▪ Beaufort High School, with its large student population, makes it fourth among schools for its crime rate with about 7.5 crimes reports for every 100 students. It has the second highest rate for high schools in the district.

▪ With 75 reports, Beaufort Middle School has the second highest rate for crime reports on school premises with about 13 reports written for every 100 students in 2014. Other schools, such as H.E. McCracken Middle School in Bluffton, had double the number of students but only one-third the number of police reports on school premises.

“When we see discrepancies like that, it usually means that the role of the SRO is defined differently by schools,” said Thurau of Strategies for Youth. “In many schools, officers are not allowed to go over disciplinary conduct and are called less often, while others may report more minor incidents.”

Erin Heffernan: 843-706-8142, @IPBG_Erinh

About this series

A few spots in Beaufort County demand an outsized share of police time and public resources.
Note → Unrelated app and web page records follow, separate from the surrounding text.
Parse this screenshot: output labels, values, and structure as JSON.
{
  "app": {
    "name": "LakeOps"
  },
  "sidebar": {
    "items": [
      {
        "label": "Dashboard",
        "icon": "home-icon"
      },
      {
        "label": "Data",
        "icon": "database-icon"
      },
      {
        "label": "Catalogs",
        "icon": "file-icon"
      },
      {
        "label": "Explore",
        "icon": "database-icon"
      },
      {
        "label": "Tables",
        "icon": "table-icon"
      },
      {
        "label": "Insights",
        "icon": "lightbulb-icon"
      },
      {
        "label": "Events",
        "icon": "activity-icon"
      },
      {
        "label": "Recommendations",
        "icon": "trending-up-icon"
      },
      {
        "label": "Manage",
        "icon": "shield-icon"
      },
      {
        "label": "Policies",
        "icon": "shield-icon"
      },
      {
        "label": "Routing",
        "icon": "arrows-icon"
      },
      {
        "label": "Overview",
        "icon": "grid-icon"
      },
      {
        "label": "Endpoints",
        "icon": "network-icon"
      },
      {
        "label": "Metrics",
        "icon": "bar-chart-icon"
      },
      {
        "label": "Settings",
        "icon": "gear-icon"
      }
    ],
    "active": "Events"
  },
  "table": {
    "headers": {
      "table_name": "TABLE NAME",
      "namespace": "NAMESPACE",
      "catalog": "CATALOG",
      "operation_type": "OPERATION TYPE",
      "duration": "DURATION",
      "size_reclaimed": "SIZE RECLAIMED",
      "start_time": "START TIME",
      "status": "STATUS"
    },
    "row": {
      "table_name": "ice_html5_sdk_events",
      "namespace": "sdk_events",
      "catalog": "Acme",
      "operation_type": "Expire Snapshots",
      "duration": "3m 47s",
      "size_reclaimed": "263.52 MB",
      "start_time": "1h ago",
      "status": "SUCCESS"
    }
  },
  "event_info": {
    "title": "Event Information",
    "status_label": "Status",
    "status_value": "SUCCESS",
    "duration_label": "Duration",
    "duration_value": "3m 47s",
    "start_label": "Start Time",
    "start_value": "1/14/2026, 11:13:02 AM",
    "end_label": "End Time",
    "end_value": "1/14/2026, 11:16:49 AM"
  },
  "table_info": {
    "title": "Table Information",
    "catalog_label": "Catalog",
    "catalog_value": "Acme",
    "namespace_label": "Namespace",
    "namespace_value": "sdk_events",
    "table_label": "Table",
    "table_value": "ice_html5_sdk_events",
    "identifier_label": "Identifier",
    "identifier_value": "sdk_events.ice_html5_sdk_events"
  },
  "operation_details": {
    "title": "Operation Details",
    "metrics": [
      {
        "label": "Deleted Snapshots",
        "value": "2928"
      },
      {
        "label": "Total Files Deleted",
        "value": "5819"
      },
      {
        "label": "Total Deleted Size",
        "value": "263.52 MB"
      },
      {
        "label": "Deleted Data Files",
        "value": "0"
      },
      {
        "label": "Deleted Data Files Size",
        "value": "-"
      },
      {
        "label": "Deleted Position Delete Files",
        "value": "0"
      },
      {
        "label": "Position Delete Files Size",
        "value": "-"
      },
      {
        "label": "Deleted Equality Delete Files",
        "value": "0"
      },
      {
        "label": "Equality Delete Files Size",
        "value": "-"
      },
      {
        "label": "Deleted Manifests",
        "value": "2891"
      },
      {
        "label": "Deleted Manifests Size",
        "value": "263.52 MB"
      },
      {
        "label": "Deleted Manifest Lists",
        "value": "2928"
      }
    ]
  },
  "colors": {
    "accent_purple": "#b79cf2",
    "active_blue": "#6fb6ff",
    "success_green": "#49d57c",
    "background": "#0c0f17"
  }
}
The Island Packet and The Beaufort Gazette reviewed thousands of police reports to identify the addresses where officers wrote the most reports in 2014. The data was used to build a top 10 list of crime hot spots.

On Feb. 10, we explored why the county’s two Walmarts were the top locations for crime reports.

On Feb. 12, we looked at the three schools and a handful of apartment complexes on the list.

What’s the fix?

Advocates recommend the following to limit over-policing in schools.

▪ School districts should create a memorandum of understanding with law enforcement agencies that gives detailed instructions for officer involvement in specific instances, said Lisa Thurau of Strategies for Youth, an organization dedicated to improving police interactions with youth. The instructions should focus on keeping police out of disciplinary matters to focus on student safety and serious crimes. Currently, the Beaufort County School District has agreements with police agencies that do not give instructions for how to handle specific incidents.

▪ Charging students through vague laws should be limited in schools, according to Susan Dunn of the South Carolina ACLU. The group supports efforts in the state legislature to redefine the crime of “disturbing schools” so that it no longer criminalizes common classroom misbehavior. “We should focus on actual crimes,” Dunn said.

▪  Attitudes toward reporting to police often come from the top down, Thurau said. Principals should try alternatives before pressing charges and should carefully track data for how often schools are referring students to law enforcement, Thurau suggests.

Incidents and reports



in 2014

Reports per

100 students

Elementary schools

St. Helena






Hilton Head SCA



Joseph S. Shanklin Sr.



Broad River






Mossy Oaks



M.C. Riley






Hilton Head



Lady’s Island






Red Cedar






Whale Branch



Middle schools




Lady’s Island



Hilton Head Island



Whale Branch






H.E. McCracken



K-8 schools

Riverview Charter



Robert Smalls IA



High Schools

Battery Creek






Whale Branch Early College



Hilton Head Island






Source: 2014 police reports

County’s top 10 spots for reported crime:

1. Walmart Supercenter at 350 Robert Smalls Parkway, Beaufort

206 incidents reported

2. Walmart Supercenter at 25 Pembroke Drive, Hilton Head

162 incidents reported

3. The Barmuda Triangle at 7 Greenwood Drive, Hilton Head

146 incidents reported

4. Battery Creek High School at 1 Blue Dolphin Drive, Beaufort

128 incidents reported

5. Hilton Head Gardens Apartments at 11 Southwood Park Drive, Hilton Head 115 incidents reported

6. August on Southside Apartments at 2808 Southside Blvd., Port Royal 113 incidents reported

7. Avalon Shores Apartment at 20 Simmonsville Road, Bluffton

107 incidents reported

8. Beaufort High School at 84 Sea Island Parkway, Beaufort

102 incidents reported

9. Robert Smalls International Academy at 43 W.K Alston Drive, Beaufort 89 incidents reported

10. Lakes at Myrtle Park Apartments at 4921 Bluffton Parkway, Bluffton

88 incidents reported

Source: 2014 police reports